The film begins with the death of a 12 year old boy in an accidental drowning due to play fighting. Ramsay uses close up shots of his hands, and the reaction of a mother who fears it is her own child through a window to convey this loss, but even more than the blunt imagery of a pale ghostly hand she created a world of rigor mortis in Glasgow. The air seems thick with poison, and the world is depleted of it’s colour. Rats infest the streets as garbage workers are on strike and the unwanted items of houses get tossed out to fill up the streets. And it is a world of seemingly endless sorrow with it’s lack of anything resembling vibrancy. Glasgow is in a transitional place in this picture with many occupants being moved around slowly into better housing, and garbage men are fighting for more significant rights to better their own lives. It mirrors James’ growing up from boy to teenager. Everything should be progressing for James and Glasgow, but Ramsay-to the film’s strength- is more interested in the current harsh conditions of the area and the guilt of having been involved in his friends death than a feel good narrative of improvement.

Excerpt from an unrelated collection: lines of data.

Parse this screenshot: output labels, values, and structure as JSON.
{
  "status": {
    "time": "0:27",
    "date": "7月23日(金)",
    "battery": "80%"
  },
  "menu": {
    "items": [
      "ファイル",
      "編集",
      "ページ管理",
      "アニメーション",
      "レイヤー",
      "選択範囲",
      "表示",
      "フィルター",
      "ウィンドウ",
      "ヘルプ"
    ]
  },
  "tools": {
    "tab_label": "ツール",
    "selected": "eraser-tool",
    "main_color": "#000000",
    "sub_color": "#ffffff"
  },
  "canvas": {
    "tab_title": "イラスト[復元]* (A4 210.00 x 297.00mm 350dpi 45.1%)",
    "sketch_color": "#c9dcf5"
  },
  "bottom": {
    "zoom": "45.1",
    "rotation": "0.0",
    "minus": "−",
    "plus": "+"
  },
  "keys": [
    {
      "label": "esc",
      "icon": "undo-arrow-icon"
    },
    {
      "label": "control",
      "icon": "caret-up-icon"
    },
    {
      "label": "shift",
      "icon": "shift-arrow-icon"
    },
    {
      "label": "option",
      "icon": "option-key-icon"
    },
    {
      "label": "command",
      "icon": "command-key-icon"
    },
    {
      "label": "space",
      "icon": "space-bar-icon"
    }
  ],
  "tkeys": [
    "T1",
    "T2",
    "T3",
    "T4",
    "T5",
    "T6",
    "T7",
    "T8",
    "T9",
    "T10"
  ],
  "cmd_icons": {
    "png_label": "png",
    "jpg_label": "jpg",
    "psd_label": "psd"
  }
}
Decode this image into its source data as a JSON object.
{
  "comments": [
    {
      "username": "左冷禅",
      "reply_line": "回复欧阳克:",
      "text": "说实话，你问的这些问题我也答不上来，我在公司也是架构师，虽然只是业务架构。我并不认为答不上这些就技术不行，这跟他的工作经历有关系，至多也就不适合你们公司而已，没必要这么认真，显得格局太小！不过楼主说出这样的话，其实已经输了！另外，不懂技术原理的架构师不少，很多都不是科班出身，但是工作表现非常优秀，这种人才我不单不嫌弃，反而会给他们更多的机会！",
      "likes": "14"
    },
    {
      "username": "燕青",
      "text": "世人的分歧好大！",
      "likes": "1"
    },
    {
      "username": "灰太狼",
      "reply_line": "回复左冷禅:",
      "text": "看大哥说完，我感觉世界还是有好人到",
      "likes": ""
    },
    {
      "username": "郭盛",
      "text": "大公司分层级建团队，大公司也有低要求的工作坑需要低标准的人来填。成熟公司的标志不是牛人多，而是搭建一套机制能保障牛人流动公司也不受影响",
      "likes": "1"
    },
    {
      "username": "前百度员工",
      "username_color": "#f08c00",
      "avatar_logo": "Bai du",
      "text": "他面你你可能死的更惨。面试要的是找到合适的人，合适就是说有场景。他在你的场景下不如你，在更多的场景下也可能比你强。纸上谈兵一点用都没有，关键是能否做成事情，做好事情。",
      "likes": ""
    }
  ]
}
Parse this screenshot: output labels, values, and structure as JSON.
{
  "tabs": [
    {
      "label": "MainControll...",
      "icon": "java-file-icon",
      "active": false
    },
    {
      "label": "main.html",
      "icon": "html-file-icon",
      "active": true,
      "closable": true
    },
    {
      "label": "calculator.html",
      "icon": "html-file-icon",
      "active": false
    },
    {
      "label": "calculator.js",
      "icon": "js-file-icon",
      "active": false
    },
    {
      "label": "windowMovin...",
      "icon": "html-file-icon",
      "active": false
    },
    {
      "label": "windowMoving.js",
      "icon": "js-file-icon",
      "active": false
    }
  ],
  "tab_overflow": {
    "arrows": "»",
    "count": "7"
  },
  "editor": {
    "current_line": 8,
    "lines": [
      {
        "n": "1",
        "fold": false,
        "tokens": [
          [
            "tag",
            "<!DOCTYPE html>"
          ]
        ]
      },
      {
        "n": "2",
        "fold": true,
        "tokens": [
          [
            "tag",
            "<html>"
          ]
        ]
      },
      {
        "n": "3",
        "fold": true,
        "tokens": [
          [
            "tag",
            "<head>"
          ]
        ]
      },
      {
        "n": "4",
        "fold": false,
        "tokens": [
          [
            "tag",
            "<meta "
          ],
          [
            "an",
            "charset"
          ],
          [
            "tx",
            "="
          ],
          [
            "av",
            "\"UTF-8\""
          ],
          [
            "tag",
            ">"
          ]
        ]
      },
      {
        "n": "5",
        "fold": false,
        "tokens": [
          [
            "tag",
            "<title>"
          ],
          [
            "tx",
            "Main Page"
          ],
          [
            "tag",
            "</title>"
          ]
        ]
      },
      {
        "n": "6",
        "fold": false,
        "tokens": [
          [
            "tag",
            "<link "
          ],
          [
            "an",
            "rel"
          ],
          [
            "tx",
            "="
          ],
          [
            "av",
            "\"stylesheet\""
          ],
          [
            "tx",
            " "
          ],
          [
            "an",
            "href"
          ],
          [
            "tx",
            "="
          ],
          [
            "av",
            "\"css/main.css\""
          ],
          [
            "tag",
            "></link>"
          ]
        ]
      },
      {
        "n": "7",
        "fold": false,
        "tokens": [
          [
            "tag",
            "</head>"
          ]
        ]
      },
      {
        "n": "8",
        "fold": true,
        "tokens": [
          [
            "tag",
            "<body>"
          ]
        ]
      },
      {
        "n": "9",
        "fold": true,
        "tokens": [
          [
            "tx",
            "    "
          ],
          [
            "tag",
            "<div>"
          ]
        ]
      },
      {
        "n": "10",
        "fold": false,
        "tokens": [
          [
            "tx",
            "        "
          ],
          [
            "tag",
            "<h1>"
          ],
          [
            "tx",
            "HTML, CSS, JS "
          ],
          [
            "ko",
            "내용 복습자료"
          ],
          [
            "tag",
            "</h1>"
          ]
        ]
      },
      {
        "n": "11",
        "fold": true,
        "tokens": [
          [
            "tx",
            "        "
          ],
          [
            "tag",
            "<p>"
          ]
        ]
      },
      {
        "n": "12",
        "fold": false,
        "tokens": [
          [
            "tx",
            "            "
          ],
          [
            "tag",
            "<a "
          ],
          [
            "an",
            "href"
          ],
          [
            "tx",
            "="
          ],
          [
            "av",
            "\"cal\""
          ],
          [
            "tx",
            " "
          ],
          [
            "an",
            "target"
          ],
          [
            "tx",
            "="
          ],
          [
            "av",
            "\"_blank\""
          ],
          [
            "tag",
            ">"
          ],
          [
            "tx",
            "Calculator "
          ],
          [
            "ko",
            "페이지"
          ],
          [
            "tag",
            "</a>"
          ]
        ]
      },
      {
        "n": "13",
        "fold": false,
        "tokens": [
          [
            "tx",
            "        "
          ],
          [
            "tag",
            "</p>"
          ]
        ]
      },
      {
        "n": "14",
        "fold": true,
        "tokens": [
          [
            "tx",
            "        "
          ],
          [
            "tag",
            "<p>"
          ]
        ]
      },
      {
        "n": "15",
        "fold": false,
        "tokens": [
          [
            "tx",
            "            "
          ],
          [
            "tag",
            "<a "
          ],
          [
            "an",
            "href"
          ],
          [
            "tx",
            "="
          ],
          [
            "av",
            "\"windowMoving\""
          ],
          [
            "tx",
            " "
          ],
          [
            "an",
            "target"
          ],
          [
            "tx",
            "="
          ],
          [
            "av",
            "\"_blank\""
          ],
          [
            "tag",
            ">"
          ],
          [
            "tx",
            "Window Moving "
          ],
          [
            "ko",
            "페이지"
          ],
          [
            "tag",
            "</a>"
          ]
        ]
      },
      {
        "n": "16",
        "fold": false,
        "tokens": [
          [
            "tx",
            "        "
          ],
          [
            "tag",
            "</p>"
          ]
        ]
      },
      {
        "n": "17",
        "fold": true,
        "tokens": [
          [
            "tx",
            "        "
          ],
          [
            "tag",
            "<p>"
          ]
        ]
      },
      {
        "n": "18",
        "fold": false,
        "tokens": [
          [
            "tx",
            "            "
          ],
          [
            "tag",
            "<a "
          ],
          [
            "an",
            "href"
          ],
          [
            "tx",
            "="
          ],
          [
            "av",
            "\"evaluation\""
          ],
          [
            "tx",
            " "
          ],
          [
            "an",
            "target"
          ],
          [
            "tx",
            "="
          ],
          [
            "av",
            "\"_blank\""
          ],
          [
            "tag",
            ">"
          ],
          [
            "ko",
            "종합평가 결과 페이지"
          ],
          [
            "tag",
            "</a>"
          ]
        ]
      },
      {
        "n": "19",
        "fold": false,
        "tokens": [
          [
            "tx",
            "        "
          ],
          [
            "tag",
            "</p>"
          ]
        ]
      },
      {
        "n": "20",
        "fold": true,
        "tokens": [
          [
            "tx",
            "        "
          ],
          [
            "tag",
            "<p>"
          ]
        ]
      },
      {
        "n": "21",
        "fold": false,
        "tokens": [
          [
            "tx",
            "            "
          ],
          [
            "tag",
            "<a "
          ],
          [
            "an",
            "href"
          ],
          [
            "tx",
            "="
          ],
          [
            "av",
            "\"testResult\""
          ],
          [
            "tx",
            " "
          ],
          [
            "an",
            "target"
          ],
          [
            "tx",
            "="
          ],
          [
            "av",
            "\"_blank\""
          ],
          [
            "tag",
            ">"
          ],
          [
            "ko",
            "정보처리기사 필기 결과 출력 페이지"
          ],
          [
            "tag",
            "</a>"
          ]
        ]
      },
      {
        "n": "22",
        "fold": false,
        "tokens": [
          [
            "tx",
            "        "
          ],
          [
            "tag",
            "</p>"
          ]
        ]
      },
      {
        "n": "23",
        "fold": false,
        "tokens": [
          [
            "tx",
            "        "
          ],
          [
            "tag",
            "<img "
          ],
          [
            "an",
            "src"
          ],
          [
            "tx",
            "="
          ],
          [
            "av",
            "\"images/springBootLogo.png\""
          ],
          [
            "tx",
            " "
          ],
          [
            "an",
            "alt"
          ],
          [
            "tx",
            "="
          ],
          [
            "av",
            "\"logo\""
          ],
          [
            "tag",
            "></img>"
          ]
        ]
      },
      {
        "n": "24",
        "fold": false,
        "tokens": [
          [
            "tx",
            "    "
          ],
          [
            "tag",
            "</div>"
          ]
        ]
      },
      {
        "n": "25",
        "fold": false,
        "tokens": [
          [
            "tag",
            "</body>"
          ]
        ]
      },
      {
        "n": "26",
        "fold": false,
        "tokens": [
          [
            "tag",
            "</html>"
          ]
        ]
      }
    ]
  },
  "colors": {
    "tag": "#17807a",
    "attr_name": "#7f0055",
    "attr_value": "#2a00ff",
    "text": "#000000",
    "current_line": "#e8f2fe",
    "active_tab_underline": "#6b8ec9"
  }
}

James isn’t the only character struggling to make it in Glasgow. He befriends a girl (Margaret Anne) early in the picture who does sexual favours on the side, but is mercilessly mocked for this reason, her weight, and her need to wear glasses. In their relationship the film finds some of it’s few happier moments. James and Margaret Anne share many significant scenes and seem to have an instant bond. She finds him more trustworthy than the boys he sometimes runs around with (as he treats her with common respect), and he doesn’t have to put up his guard and act hypermasculine to impress her. He even attempts to retrieve her glasses from a pond at one point despite his post traumatic fear of water. He has a similar relationship with his sister, and while they fight as siblings do they shelter each other from the harshness of their sometimes violent father. The humanity and character interaction of James with the various women in his life are often the films sweetest moments. The presence of the gang of boys his age who are more interested in violence, teasing and making it with girls seems foreign to him after the events of the drowning earlier in the picture. His greatest betrayal growing up is even when one of his few male friends, who had a fondness for animals, begins to exhibit violent behaviour to those creates he once loved ,and James finds his friendship with him crumbling. In these ways Ratcatcher exhibits traditional ideas of masculinity as being toxic to male development, and it backs this up with the abusive relationship he has with his father whose only interest for James is to become interested in sports despite his hatred of Football.

James does find solace though, and Ramsay gives him these happier moments by taking him to a safe zone. It would be his future housing, and doubly a look at the future Glasgow has in mind for it’s poorer residents. In these moments James explores, he loses himself in a field, and the shooting style changes from one of decay to life. The sun seems to arrive for the first time in the picture, and colour finally fills up the frame with deeper blues and rose-y golden fields. He’s like a kid here, not worrying about the future problems he’d find in adolescence and adulthood. He seems to have a way out in this luxurious house (at least compared to his old one), but the films final scenes are worrying. In a moment of inevitability he plunges himself in water and he begins to suffer the same fate as his friend. If this is to be read as metaphor then there was no way out of growing up for James, and his housing situation wouldn’t take away the grief that came from his maturing, and for Glasgow improving housing would only be a temporary fix to a rat’s paradise.